What is needed: Pull every line with "JSON" from the data.

Task material:
▬▬▬

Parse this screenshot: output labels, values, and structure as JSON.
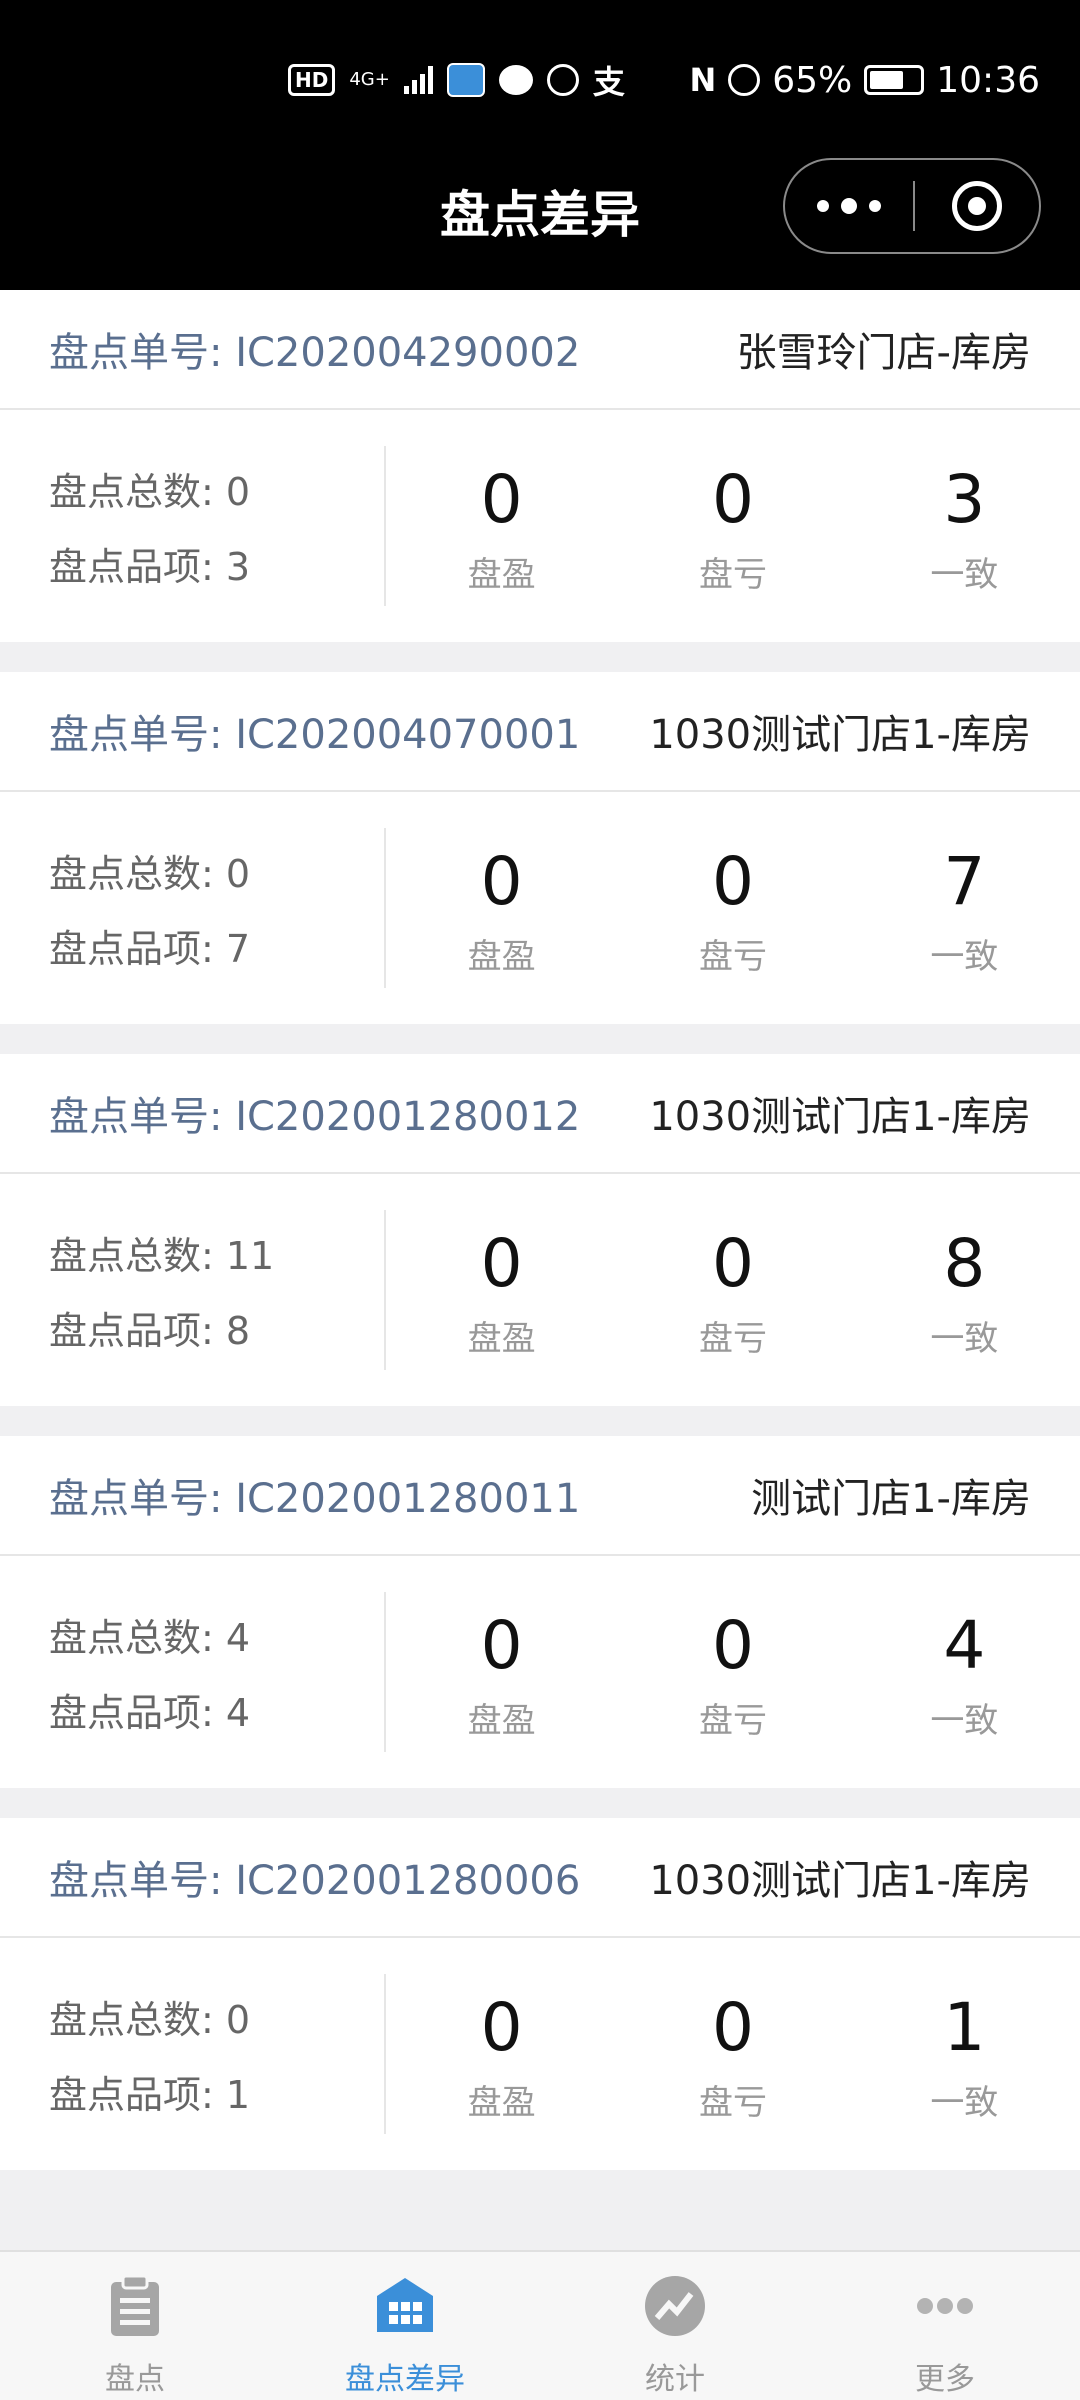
{
  "status_bar": {
    "net_type": "4G+",
    "battery_percent": "65%",
    "time": "10:36",
    "icons": [
      "hd-icon",
      "signal-icon",
      "app-notification-icon",
      "chat-icon",
      "hand-icon",
      "alipay-icon",
      "nfc-icon",
      "alarm-icon",
      "battery-icon"
    ]
  },
  "header": {
    "title": "盘点差异"
  },
  "records": [
    {
      "order_label": "盘点单号: IC202004290002",
      "store": "张雪玲门店-库房",
      "total": "盘点总数: 0",
      "items": "盘点品项: 3",
      "surplus": "0",
      "loss": "0",
      "match": "3"
    },
    {
      "order_label": "盘点单号: IC202004070001",
      "store": "1030测试门店1-库房",
      "total": "盘点总数: 0",
      "items": "盘点品项: 7",
      "surplus": "0",
      "loss": "0",
      "match": "7"
    },
    {
      "order_label": "盘点单号: IC202001280012",
      "store": "1030测试门店1-库房",
      "total": "盘点总数: 11",
      "items": "盘点品项: 8",
      "surplus": "0",
      "loss": "0",
      "match": "8"
    },
    {
      "order_label": "盘点单号: IC202001280011",
      "store": "测试门店1-库房",
      "total": "盘点总数: 4",
      "items": "盘点品项: 4",
      "surplus": "0",
      "loss": "0",
      "match": "4"
    },
    {
      "order_label": "盘点单号: IC202001280006",
      "store": "1030测试门店1-库房",
      "total": "盘点总数: 0",
      "items": "盘点品项: 1",
      "surplus": "0",
      "loss": "0",
      "match": "1"
    }
  ],
  "metric_labels": {
    "surplus": "盘盈",
    "loss": "盘亏",
    "match": "一致"
  },
  "tabbar": {
    "items": [
      {
        "label": "盘点",
        "icon": "clipboard-icon",
        "active": false
      },
      {
        "label": "盘点差异",
        "icon": "grid-icon",
        "active": true
      },
      {
        "label": "统计",
        "icon": "chart-icon",
        "active": false
      },
      {
        "label": "更多",
        "icon": "more-dots-icon",
        "active": false
      }
    ]
  },
  "colors": {
    "accent": "#3b8fd9",
    "order_text": "#5a6f8f",
    "inactive": "#999999"
  }
}
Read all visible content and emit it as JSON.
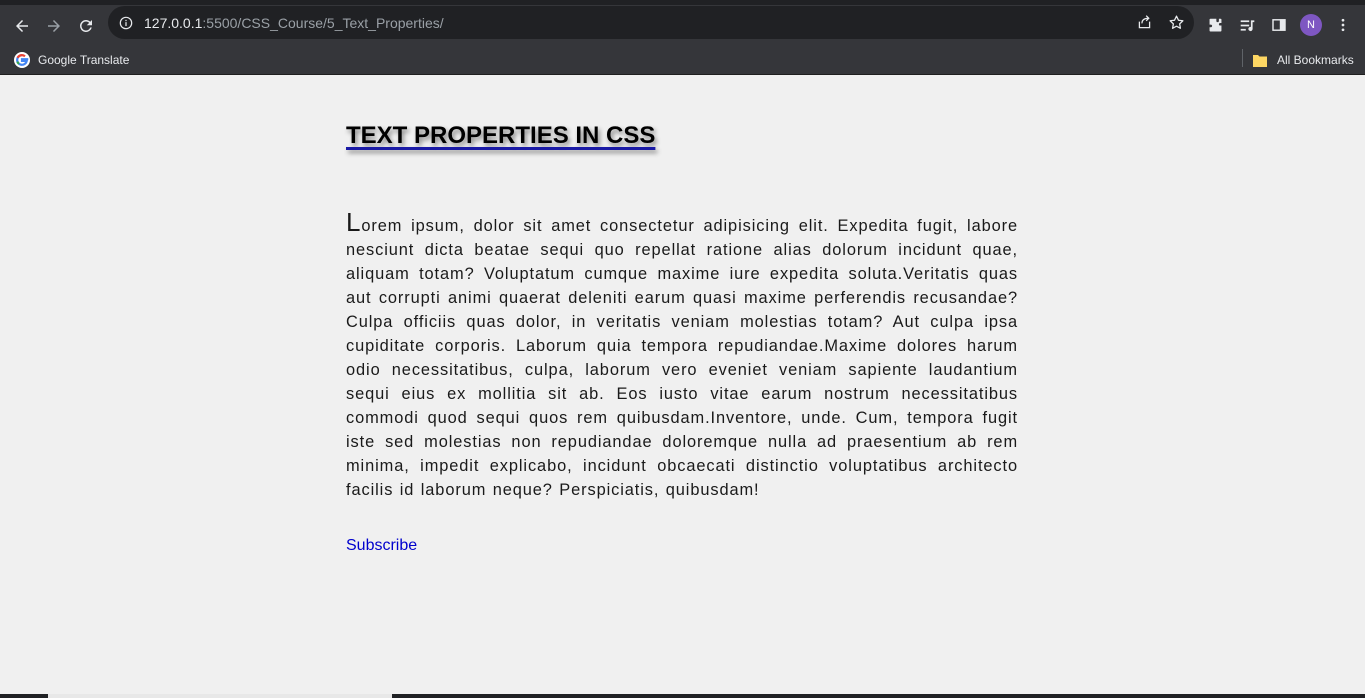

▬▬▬

Written answer:
Parse this screenshot: output labels, values, and structure as JSON.
Read all visible content and emit it as JSON.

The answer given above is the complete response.